- [Website and app data records]
- - - - -

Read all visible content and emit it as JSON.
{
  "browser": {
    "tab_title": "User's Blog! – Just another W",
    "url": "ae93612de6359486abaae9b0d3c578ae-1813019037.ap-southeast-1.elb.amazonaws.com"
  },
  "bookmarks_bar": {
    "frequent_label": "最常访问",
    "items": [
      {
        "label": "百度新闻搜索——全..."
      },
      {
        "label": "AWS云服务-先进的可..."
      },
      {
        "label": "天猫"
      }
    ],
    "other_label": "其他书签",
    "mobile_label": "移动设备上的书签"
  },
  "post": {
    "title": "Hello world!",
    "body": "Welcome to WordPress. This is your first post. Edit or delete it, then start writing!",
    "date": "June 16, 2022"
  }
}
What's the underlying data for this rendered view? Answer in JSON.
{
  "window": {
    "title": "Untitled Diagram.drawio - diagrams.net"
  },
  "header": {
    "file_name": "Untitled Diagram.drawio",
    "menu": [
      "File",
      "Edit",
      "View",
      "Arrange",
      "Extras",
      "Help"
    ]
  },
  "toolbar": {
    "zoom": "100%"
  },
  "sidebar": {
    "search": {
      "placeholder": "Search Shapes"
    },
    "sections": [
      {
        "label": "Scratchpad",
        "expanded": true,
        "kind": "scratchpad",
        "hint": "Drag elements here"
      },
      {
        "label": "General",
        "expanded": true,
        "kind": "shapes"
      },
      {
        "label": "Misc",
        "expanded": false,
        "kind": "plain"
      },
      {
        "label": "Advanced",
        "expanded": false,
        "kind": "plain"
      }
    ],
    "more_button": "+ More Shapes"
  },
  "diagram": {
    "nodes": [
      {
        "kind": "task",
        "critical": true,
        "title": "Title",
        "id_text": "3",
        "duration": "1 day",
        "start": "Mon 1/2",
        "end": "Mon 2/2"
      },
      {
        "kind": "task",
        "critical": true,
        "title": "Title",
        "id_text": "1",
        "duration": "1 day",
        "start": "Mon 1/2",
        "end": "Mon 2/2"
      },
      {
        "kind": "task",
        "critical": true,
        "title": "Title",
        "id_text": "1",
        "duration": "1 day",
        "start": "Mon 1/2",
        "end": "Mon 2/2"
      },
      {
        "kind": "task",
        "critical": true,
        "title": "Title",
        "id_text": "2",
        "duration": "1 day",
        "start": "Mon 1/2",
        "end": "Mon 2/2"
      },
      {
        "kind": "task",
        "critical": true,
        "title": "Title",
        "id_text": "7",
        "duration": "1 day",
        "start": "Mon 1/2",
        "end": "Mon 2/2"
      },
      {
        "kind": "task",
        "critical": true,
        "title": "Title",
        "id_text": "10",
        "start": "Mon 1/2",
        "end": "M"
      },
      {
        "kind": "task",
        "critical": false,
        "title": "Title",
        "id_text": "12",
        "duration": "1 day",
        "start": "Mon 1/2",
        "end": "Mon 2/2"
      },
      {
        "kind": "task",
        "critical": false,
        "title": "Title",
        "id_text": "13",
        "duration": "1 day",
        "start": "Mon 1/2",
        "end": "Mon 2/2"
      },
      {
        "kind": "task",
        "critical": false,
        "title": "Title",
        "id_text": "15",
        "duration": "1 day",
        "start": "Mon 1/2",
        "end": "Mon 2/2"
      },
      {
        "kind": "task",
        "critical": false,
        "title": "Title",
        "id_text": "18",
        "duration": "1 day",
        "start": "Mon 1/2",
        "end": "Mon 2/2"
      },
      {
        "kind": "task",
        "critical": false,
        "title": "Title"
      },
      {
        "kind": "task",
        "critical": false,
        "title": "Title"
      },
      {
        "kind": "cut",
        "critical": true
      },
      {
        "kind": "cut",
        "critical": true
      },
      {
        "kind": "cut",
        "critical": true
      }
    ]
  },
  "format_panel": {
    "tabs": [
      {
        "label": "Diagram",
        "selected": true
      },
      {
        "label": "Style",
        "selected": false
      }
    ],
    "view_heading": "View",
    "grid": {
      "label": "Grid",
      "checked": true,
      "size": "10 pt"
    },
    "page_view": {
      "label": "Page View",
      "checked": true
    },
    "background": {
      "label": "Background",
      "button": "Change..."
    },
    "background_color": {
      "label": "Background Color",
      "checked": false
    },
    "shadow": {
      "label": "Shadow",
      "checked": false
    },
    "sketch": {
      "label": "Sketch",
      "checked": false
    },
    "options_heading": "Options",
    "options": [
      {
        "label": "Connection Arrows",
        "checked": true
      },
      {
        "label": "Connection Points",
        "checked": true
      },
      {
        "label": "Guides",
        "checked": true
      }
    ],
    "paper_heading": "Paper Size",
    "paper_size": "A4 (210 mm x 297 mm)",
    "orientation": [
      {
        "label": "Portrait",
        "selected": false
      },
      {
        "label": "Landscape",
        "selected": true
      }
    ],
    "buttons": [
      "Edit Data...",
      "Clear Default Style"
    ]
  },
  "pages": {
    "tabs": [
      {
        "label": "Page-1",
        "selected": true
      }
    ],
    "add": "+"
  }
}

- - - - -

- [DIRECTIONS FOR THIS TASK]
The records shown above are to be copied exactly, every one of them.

- [OUTPUT FOR THIS TASK]
Read all visible content and emit it as JSON.
{
  "browser": {
    "tab_title": "User's Blog! – Just another W",
    "url": "ae93612de6359486abaae9b0d3c578ae-1813019037.ap-southeast-1.elb.amazonaws.com"
  },
  "bookmarks_bar": {
    "frequent_label": "最常访问",
    "items": [
      {
        "label": "百度新闻搜索——全..."
      },
      {
        "label": "AWS云服务-先进的可..."
      },
      {
        "label": "天猫"
      }
    ],
    "other_label": "其他书签",
    "mobile_label": "移动设备上的书签"
  },
  "post": {
    "title": "Hello world!",
    "body": "Welcome to WordPress. This is your first post. Edit or delete it, then start writing!",
    "date": "June 16, 2022"
  }
}
What's the underlying data for this rendered view? Answer in JSON.
{
  "window": {
    "title": "Untitled Diagram.drawio - diagrams.net"
  },
  "header": {
    "file_name": "Untitled Diagram.drawio",
    "menu": [
      "File",
      "Edit",
      "View",
      "Arrange",
      "Extras",
      "Help"
    ]
  },
  "toolbar": {
    "zoom": "100%"
  },
  "sidebar": {
    "search": {
      "placeholder": "Search Shapes"
    },
    "sections": [
      {
        "label": "Scratchpad",
        "expanded": true,
        "kind": "scratchpad",
        "hint": "Drag elements here"
      },
      {
        "label": "General",
        "expanded": true,
        "kind": "shapes"
      },
      {
        "label": "Misc",
        "expanded": false,
        "kind": "plain"
      },
      {
        "label": "Advanced",
        "expanded": false,
        "kind": "plain"
      }
    ],
    "more_button": "+ More Shapes"
  },
  "diagram": {
    "nodes": [
      {
        "kind": "task",
        "critical": true,
        "title": "Title",
        "id_text": "3",
        "duration": "1 day",
        "start": "Mon 1/2",
        "end": "Mon 2/2"
      },
      {
        "kind": "task",
        "critical": true,
        "title": "Title",
        "id_text": "1",
        "duration": "1 day",
        "start": "Mon 1/2",
        "end": "Mon 2/2"
      },
      {
        "kind": "task",
        "critical": true,
        "title": "Title",
        "id_text": "1",
        "duration": "1 day",
        "start": "Mon 1/2",
        "end": "Mon 2/2"
      },
      {
        "kind": "task",
        "critical": true,
        "title": "Title",
        "id_text": "2",
        "duration": "1 day",
        "start": "Mon 1/2",
        "end": "Mon 2/2"
      },
      {
        "kind": "task",
        "critical": true,
        "title": "Title",
        "id_text": "7",
        "duration": "1 day",
        "start": "Mon 1/2",
        "end": "Mon 2/2"
      },
      {
        "kind": "task",
        "critical": true,
        "title": "Title",
        "id_text": "10",
        "start": "Mon 1/2",
        "end": "M"
      },
      {
        "kind": "task",
        "critical": false,
        "title": "Title",
        "id_text": "12",
        "duration": "1 day",
        "start": "Mon 1/2",
        "end": "Mon 2/2"
      },
      {
        "kind": "task",
        "critical": false,
        "title": "Title",
        "id_text": "13",
        "duration": "1 day",
        "start": "Mon 1/2",
        "end": "Mon 2/2"
      },
      {
        "kind": "task",
        "critical": false,
        "title": "Title",
        "id_text": "15",
        "duration": "1 day",
        "start": "Mon 1/2",
        "end": "Mon 2/2"
      },
      {
        "kind": "task",
        "critical": false,
        "title": "Title",
        "id_text": "18",
        "duration": "1 day",
        "start": "Mon 1/2",
        "end": "Mon 2/2"
      },
      {
        "kind": "task",
        "critical": false,
        "title": "Title"
      },
      {
        "kind": "task",
        "critical": false,
        "title": "Title"
      },
      {
        "kind": "cut",
        "critical": true
      },
      {
        "kind": "cut",
        "critical": true
      },
      {
        "kind": "cut",
        "critical": true
      }
    ]
  },
  "format_panel": {
    "tabs": [
      {
        "label": "Diagram",
        "selected": true
      },
      {
        "label": "Style",
        "selected": false
      }
    ],
    "view_heading": "View",
    "grid": {
      "label": "Grid",
      "checked": true,
      "size": "10 pt"
    },
    "page_view": {
      "label": "Page View",
      "checked": true
    },
    "background": {
      "label": "Background",
      "button": "Change..."
    },
    "background_color": {
      "label": "Background Color",
      "checked": false
    },
    "shadow": {
      "label": "Shadow",
      "checked": false
    },
    "sketch": {
      "label": "Sketch",
      "checked": false
    },
    "options_heading": "Options",
    "options": [
      {
        "label": "Connection Arrows",
        "checked": true
      },
      {
        "label": "Connection Points",
        "checked": true
      },
      {
        "label": "Guides",
        "checked": true
      }
    ],
    "paper_heading": "Paper Size",
    "paper_size": "A4 (210 mm x 297 mm)",
    "orientation": [
      {
        "label": "Portrait",
        "selected": false
      },
      {
        "label": "Landscape",
        "selected": true
      }
    ],
    "buttons": [
      "Edit Data...",
      "Clear Default Style"
    ]
  },
  "pages": {
    "tabs": [
      {
        "label": "Page-1",
        "selected": true
      }
    ],
    "add": "+"
  }
}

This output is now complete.